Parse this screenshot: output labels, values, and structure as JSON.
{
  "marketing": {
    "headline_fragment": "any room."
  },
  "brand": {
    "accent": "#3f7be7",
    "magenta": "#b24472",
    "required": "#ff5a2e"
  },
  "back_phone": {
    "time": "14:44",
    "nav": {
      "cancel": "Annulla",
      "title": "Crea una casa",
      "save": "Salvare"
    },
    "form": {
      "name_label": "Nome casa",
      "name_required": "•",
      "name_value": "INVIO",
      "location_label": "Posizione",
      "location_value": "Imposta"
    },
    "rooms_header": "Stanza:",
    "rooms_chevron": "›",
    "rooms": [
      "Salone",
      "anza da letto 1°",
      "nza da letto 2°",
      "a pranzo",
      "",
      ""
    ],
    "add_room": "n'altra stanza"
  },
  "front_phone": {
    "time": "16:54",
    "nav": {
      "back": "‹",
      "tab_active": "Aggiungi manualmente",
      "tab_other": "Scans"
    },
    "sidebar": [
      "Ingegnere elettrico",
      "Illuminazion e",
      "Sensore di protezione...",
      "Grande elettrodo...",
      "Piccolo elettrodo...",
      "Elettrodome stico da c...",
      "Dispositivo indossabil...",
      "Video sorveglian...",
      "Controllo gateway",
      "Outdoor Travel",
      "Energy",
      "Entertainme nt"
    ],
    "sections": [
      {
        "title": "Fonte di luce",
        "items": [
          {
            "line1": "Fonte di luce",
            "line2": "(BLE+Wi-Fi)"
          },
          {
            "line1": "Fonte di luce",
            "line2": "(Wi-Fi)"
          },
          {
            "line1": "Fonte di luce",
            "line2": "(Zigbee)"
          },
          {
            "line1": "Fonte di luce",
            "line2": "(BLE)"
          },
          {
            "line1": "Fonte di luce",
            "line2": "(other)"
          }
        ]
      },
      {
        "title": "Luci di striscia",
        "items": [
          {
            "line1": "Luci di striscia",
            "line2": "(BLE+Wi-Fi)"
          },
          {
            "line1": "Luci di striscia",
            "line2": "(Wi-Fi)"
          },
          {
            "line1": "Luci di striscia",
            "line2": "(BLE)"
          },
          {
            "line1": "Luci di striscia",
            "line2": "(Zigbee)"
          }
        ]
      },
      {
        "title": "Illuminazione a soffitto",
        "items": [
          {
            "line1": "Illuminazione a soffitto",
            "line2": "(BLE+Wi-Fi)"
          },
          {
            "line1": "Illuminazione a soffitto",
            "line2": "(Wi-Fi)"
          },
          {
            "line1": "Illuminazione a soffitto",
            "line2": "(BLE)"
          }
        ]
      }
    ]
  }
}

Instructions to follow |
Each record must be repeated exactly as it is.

Reply |
Parse this screenshot: output labels, values, and structure as JSON.
{
  "marketing": {
    "headline_fragment": "any room."
  },
  "brand": {
    "accent": "#3f7be7",
    "magenta": "#b24472",
    "required": "#ff5a2e"
  },
  "back_phone": {
    "time": "14:44",
    "nav": {
      "cancel": "Annulla",
      "title": "Crea una casa",
      "save": "Salvare"
    },
    "form": {
      "name_label": "Nome casa",
      "name_required": "•",
      "name_value": "INVIO",
      "location_label": "Posizione",
      "location_value": "Imposta"
    },
    "rooms_header": "Stanza:",
    "rooms_chevron": "›",
    "rooms": [
      "Salone",
      "anza da letto 1°",
      "nza da letto 2°",
      "a pranzo",
      "",
      ""
    ],
    "add_room": "n'altra stanza"
  },
  "front_phone": {
    "time": "16:54",
    "nav": {
      "back": "‹",
      "tab_active": "Aggiungi manualmente",
      "tab_other": "Scans"
    },
    "sidebar": [
      "Ingegnere elettrico",
      "Illuminazion e",
      "Sensore di protezione...",
      "Grande elettrodo...",
      "Piccolo elettrodo...",
      "Elettrodome stico da c...",
      "Dispositivo indossabil...",
      "Video sorveglian...",
      "Controllo gateway",
      "Outdoor Travel",
      "Energy",
      "Entertainme nt"
    ],
    "sections": [
      {
        "title": "Fonte di luce",
        "items": [
          {
            "line1": "Fonte di luce",
            "line2": "(BLE+Wi-Fi)"
          },
          {
            "line1": "Fonte di luce",
            "line2": "(Wi-Fi)"
          },
          {
            "line1": "Fonte di luce",
            "line2": "(Zigbee)"
          },
          {
            "line1": "Fonte di luce",
            "line2": "(BLE)"
          },
          {
            "line1": "Fonte di luce",
            "line2": "(other)"
          }
        ]
      },
      {
        "title": "Luci di striscia",
        "items": [
          {
            "line1": "Luci di striscia",
            "line2": "(BLE+Wi-Fi)"
          },
          {
            "line1": "Luci di striscia",
            "line2": "(Wi-Fi)"
          },
          {
            "line1": "Luci di striscia",
            "line2": "(BLE)"
          },
          {
            "line1": "Luci di striscia",
            "line2": "(Zigbee)"
          }
        ]
      },
      {
        "title": "Illuminazione a soffitto",
        "items": [
          {
            "line1": "Illuminazione a soffitto",
            "line2": "(BLE+Wi-Fi)"
          },
          {
            "line1": "Illuminazione a soffitto",
            "line2": "(Wi-Fi)"
          },
          {
            "line1": "Illuminazione a soffitto",
            "line2": "(BLE)"
          }
        ]
      }
    ]
  }
}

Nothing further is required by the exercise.